== What is required ==
Every entry that follows needs to be repeated exactly.

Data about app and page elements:
:::::
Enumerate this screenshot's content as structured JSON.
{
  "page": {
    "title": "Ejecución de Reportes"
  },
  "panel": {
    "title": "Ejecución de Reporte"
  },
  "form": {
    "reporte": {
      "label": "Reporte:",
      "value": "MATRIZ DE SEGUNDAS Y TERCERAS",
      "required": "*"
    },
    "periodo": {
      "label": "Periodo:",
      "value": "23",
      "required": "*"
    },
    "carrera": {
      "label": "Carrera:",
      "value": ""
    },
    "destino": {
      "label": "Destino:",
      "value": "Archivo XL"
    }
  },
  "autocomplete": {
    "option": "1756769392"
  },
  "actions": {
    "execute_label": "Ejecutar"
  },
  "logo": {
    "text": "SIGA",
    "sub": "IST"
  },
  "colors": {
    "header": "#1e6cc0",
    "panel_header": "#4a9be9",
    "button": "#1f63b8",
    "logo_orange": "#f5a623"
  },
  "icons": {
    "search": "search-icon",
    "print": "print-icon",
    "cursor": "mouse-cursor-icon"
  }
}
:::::
== Exercise response ==
Enumerate this screenshot's content as structured JSON.
{
  "page": {
    "title": "Ejecución de Reportes"
  },
  "panel": {
    "title": "Ejecución de Reporte"
  },
  "form": {
    "reporte": {
      "label": "Reporte:",
      "value": "MATRIZ DE SEGUNDAS Y TERCERAS",
      "required": "*"
    },
    "periodo": {
      "label": "Periodo:",
      "value": "23",
      "required": "*"
    },
    "carrera": {
      "label": "Carrera:",
      "value": ""
    },
    "destino": {
      "label": "Destino:",
      "value": "Archivo XL"
    }
  },
  "autocomplete": {
    "option": "1756769392"
  },
  "actions": {
    "execute_label": "Ejecutar"
  },
  "logo": {
    "text": "SIGA",
    "sub": "IST"
  },
  "colors": {
    "header": "#1e6cc0",
    "panel_header": "#4a9be9",
    "button": "#1f63b8",
    "logo_orange": "#f5a623"
  },
  "icons": {
    "search": "search-icon",
    "print": "print-icon",
    "cursor": "mouse-cursor-icon"
  }
}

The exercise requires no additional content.